ABOVE PHOTO: Mrs. Rhona Johnson on the steps of her former Druid Hills home.
By Arlene Edmonds
Rhona Powell Johnson may not have made it to her 100th birthday, but she certainly lived a full 99.99 years. Before she died, she accomplished one of her lifelong goals — registering and voting.
The New York-born orphan grew up in Baltimore foster homes before relocating to Philadelphia after high school. She never had the documents needed to register to vote. That was until earlier this year, months before June 6, which would have been her 100th birthday.
“My mother was insistent that we get her IDs,” said Tim Johnson, the youngest of her 13 children, who was her caregiver. “She believed that every citizen should do their duty in voting. She never could do that because she never had her documents. Finally, we got them.”
So, 99-year-old Rhona Powell Johnson went to the polls for the first time on May 15 and voted in the Pennsylvania primary. She felt proud that she accomplished that, according to family members. “No, she did not tell us who she voted before because she felt that was private,” Tim Johnson said.
Rhona wanted to make a final trek to the neighborhood where she grew up — — the historic Druid Hill Park section of Baltimore. This was also the neighborhood that the late Supreme Court Justice Thurgood Marshall once called home.
It was here she frequented the Mom & Pop store owned by the family of jazz bandleader and singer Cab Calloway. Rhona graduated from Paul Laurence Dunbar High School in Druid Hill, where she went to school with Calloway and one of his older relatives was her schoolteacher.
Rhona and her son Tim returned to Druid Hill in spring 2017. One of their stops was the block where she grew into adolescence. She paused to have a picture taken of herself sitting on the stoop of her former home at 1825 Madison Ave.
“Most of the people she knew were gone, but there was one elderly woman still left who remembered my mother,” said Tim Johnson. Rhona was pleased to see her old residence still intact. She did lament a bit about the disappearance of the Madison Avenue trolley route and the nearby railroad tracks.
Rhona was part of Baltimore’s social scene, too. As a teenager, she joined the exclusive Elks Lodge in Druid Hill. It is unclear whether she remained a member after she relocated to Philadelphia in 1936. That was the year she met and became engaged to her husband, Ernest Johnson, Sr.
Professionally, Rhona worked as a union presser. When she arrived in Philadelphia, this was one of the stable jobs one could find for those living in North Philadelphia or Port Richmond, where she eventually settled after marriage and reared her 13 children and one nephew. She held her last job for more than 40 years after retiring from the Acme Uniform for Industry, headquartered in Bristol, at the age of 80.

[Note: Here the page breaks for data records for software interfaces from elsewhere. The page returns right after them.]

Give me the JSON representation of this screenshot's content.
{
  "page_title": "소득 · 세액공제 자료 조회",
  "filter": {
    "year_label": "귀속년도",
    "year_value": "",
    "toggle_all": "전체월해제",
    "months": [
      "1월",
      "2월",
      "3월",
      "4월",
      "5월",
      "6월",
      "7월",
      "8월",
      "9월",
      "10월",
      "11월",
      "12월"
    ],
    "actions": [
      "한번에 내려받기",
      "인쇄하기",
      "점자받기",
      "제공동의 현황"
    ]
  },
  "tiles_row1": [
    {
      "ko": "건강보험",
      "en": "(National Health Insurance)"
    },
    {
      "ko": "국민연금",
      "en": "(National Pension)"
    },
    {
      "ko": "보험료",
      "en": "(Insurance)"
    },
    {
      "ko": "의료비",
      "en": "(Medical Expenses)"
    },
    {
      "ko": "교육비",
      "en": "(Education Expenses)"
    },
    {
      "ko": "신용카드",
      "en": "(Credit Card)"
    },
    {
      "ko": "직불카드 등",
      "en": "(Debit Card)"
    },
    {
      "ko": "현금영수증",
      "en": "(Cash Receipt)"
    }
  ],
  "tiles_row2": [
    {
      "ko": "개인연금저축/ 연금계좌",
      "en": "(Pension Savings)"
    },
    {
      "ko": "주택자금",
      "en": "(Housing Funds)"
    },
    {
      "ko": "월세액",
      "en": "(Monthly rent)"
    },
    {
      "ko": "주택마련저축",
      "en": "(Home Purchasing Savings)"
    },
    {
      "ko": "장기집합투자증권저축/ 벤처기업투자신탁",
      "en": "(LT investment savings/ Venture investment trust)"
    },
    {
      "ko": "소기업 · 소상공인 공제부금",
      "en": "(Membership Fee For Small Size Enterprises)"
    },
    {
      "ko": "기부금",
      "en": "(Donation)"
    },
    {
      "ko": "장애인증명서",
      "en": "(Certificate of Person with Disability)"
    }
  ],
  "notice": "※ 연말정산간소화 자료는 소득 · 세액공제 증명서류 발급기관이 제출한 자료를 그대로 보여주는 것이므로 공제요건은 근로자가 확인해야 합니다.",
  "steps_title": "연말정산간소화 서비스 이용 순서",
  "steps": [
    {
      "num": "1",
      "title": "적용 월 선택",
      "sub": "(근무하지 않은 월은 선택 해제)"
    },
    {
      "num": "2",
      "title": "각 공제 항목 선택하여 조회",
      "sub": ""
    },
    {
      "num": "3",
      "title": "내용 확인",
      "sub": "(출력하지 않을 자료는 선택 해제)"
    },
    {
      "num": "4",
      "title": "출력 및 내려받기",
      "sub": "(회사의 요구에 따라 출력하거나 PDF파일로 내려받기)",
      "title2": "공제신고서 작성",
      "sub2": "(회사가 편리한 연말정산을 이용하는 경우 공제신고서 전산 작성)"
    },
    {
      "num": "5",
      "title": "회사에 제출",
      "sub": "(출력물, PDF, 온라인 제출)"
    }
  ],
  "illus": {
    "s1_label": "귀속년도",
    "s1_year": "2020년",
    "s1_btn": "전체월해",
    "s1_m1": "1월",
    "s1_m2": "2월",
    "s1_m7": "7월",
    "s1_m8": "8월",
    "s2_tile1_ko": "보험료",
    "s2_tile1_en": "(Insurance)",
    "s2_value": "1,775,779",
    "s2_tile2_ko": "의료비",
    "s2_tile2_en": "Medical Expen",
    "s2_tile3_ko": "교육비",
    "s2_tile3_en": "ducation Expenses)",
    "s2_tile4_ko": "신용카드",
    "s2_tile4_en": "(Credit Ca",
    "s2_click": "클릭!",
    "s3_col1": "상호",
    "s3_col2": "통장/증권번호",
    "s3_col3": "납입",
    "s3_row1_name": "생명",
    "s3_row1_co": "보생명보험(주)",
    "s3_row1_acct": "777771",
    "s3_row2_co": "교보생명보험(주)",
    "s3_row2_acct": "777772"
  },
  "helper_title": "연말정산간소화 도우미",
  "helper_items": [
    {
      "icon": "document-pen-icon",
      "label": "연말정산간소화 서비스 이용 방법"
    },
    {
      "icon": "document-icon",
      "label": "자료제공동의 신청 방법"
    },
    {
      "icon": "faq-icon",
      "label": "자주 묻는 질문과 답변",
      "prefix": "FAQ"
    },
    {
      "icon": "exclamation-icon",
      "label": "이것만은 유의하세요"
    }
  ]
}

One of Rhona’s special moments occurred this past Mother’s Day, when she was honored at the Upper Room Baptist Church in West Oak Lane, and was recognized for being a devoted mother.. Though her family members were already planning her 100th birthday party in June, Rhona was more interested in this celebration as the family matriarch and in voting for the first time more than any birthday fanfare, her son Tim said. Although Rhona was a member of the Union Baptist Temple Church, she welcomed the red balloons and presents from the Upper Room Baptist church family.
Family was the center of Rhona Johnson’s life. She remained married for more than 66 years until her husband’s death on April 19, 2003. Her cousin-in-law, Jean Evans of West Oak Lane, was quick to point out that Rhona’s late husband, Ernest Sr., was the first cousin of her father Bernard Odom, Sr. Consequently, Rhona is related by marriage to Congressman Dwight Evans, who is Odom’s grandson. So, Jean Evans grew up going to the Johnson home in Port Richmond.
“Everyone loved her,” said Evans. “The neighbors and other people in the community loved her. She loved her family and treated so many others as family. That is why she is so special. She believed in the importance of family.”
Rhona Powell Johnson was born on June 6, 1918 in New York City. She died on May 31, 2018 in her Port Richmond home. Besides her husband, Ernest F. Johnson, Sr, Rhona Powell Johnson was preceded in death by her children Ernest F. Johnson, Jr., Ernestine Cook, Robert Johnson, Phillip Johnson, Loretta Johnson, and Delores Smith. She is survived by her children Howard Johnson, Sylvester Johnson, Harvey Johnson, Roberta Johnson, Gwen Dean, Brenda Simmons, and Tim Johnson as well as nephew Harry D. Look, grandchildren, great grandchildren and a host of other relatives. Her celebration of life service was held at Savin Funeral Home in North Philadelphia on what would have been her 100th birthday.